Posts Tagged ‘Peter Zumthor’

Glass panel wrapping

X2_The Kunsthaus Bregenz by Peter Zumthor

The façade of the building is a freestanding structure. It is somehow hung from above and is punctually attached to the concrete structure to assure stability for the lateral movement and the wind loads.

All the structure is made of two “types” of cables, first there are some bigger and longer ones that crisscross over the entire high of the building and are 6 panels wide, then every panel is perpendicularly surrounded by 2 sets of crisscrossing cables, all cables seem to work in tension. The glass panels are fixed to some brackets, two at the top and two at the bottom, those are visible from the outside, and sideways, the panels are over lapping each other.

The façade has 3 main layers, the exterior plan that is created by glass panels, then a void of 90cm, where we can see the crisscrossing cables that support the structure, and finally, an interior glass panel that seems to have different proportions then the outside ones, since they go from floor to sealing.

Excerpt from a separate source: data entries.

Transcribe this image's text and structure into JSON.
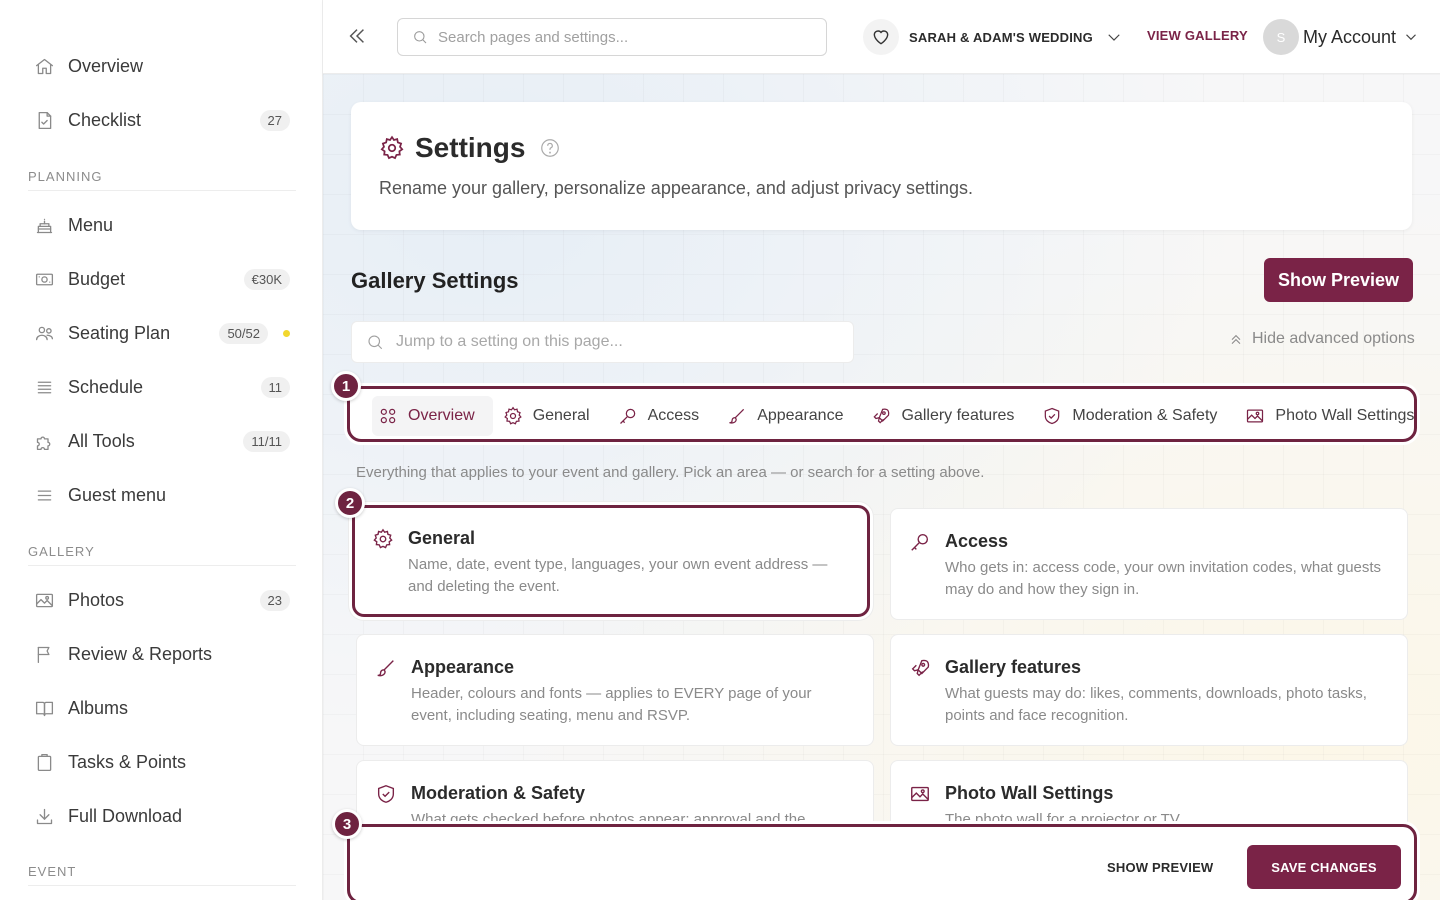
{
  "sidebar": {
    "items": [
      {
        "label": "Overview",
        "icon": "home-icon"
      },
      {
        "label": "Checklist",
        "icon": "checklist-icon",
        "badge": "27"
      },
      {
        "label": "Menu",
        "icon": "cake-icon"
      },
      {
        "label": "Budget",
        "icon": "money-icon",
        "badge": "€30K"
      },
      {
        "label": "Seating Plan",
        "icon": "people-icon",
        "badge": "50/52",
        "dot_color": "#f2d72e"
      },
      {
        "label": "Schedule",
        "icon": "list-icon",
        "badge": "11"
      },
      {
        "label": "All Tools",
        "icon": "puzzle-icon",
        "badge": "11/11"
      },
      {
        "label": "Guest menu",
        "icon": "menu-icon"
      },
      {
        "label": "Photos",
        "icon": "image-icon",
        "badge": "23"
      },
      {
        "label": "Review & Reports",
        "icon": "flag-icon"
      },
      {
        "label": "Albums",
        "icon": "book-icon"
      },
      {
        "label": "Tasks & Points",
        "icon": "clipboard-icon"
      },
      {
        "label": "Full Download",
        "icon": "download-icon"
      }
    ],
    "sections": {
      "planning": "PLANNING",
      "gallery": "GALLERY",
      "event": "EVENT"
    }
  },
  "topbar": {
    "search_placeholder": "Search pages and settings...",
    "event_name": "SARAH & ADAM'S WEDDING",
    "view_gallery": "VIEW GALLERY",
    "avatar_initial": "S",
    "account_label": "My Account"
  },
  "header": {
    "title": "Settings",
    "description": "Rename your gallery, personalize appearance, and adjust privacy settings."
  },
  "gallery_settings": {
    "title": "Gallery Settings",
    "show_preview": "Show Preview",
    "jump_placeholder": "Jump to a setting on this page...",
    "hide_advanced": "Hide advanced options",
    "intro": "Everything that applies to your event and gallery. Pick an area — or search for a setting above."
  },
  "tabs": [
    {
      "label": "Overview",
      "icon": "grid-icon",
      "active": true
    },
    {
      "label": "General",
      "icon": "gear-icon"
    },
    {
      "label": "Access",
      "icon": "key-icon"
    },
    {
      "label": "Appearance",
      "icon": "brush-icon"
    },
    {
      "label": "Gallery features",
      "icon": "rocket-icon"
    },
    {
      "label": "Moderation & Safety",
      "icon": "shield-icon"
    },
    {
      "label": "Photo Wall Settings",
      "icon": "image-icon"
    }
  ],
  "cards": [
    {
      "title": "General",
      "icon": "gear-icon",
      "desc": "Name, date, event type, languages, your own event address — and deleting the event."
    },
    {
      "title": "Access",
      "icon": "key-icon",
      "desc": "Who gets in: access code, your own invitation codes, what guests may do and how they sign in."
    },
    {
      "title": "Appearance",
      "icon": "brush-icon",
      "desc": "Header, colours and fonts — applies to EVERY page of your event, including seating, menu and RSVP."
    },
    {
      "title": "Gallery features",
      "icon": "rocket-icon",
      "desc": "What guests may do: likes, comments, downloads, photo tasks, points and face recognition."
    },
    {
      "title": "Moderation & Safety",
      "icon": "shield-icon",
      "desc": "What gets checked before photos appear: approval and the"
    },
    {
      "title": "Photo Wall Settings",
      "icon": "image-icon",
      "desc": "The photo wall for a projector or TV."
    }
  ],
  "save_bar": {
    "show_preview": "SHOW PREVIEW",
    "save": "SAVE CHANGES"
  },
  "markers": [
    "1",
    "2",
    "3"
  ],
  "colors": {
    "brand": "#7a2347",
    "annotation": "#6e2340",
    "dot": "#f2d72e"
  }
}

In relation to the Piraeus project, for me what is interesting, and what should be brought to my project is this simplicity created by regular glass panels.

However, I want to create movement on this façade, as well as the impression of tallness, we could almost call it an optical illusion. To do so, these horizontal rows of glass panels should be able to slightly shift sideways, so on the high of the hole building we could eventually have them rapping around as a spiral would do.

For the grasshopper code, I made two sample floors, with two different versions, first where we have glass panels overlapping, but didn’t manage to make the separate, and then another version, that works slightly better to show the shifting on every floor.

The Kunsthaus Bregenz by Peter Zumthor

This buiding by Zumthor is characterized by something we could call “double casing”. It’s a free standing concrete building covered by a self supporting façade completely independent from the actual building.

The facades organization is based on one very strict rule that could be defined by regularity; the rhythm is clear and constant, both horizontally and vertically.

It’s a steel structure that creates a frame which supports both the outside glass  panels overlapping, as well as the inside glass work.

The thing that makes this extremely simple façade interesting is its transparency. In between the façade and the inside there is a 90 centimeters wide gap, it’s a light pit.  The transparency allows the inside concrete structure to be visible from the outside and this “gap” in between the façade and the structure, makes this structure more or less visible depending on the light.

As a parametric formation I first started by defining 4 point from which I created a surface. The high and width are adjustable.

Then I divided the surface by row and colones, their number is also adjustable.

Besides, I waned to create a grid with horizontal and vertical lines that would illustrate the very simple pattern organizing the façade, however I did not success in doing so, since I didn’t manage to create the horizontal links.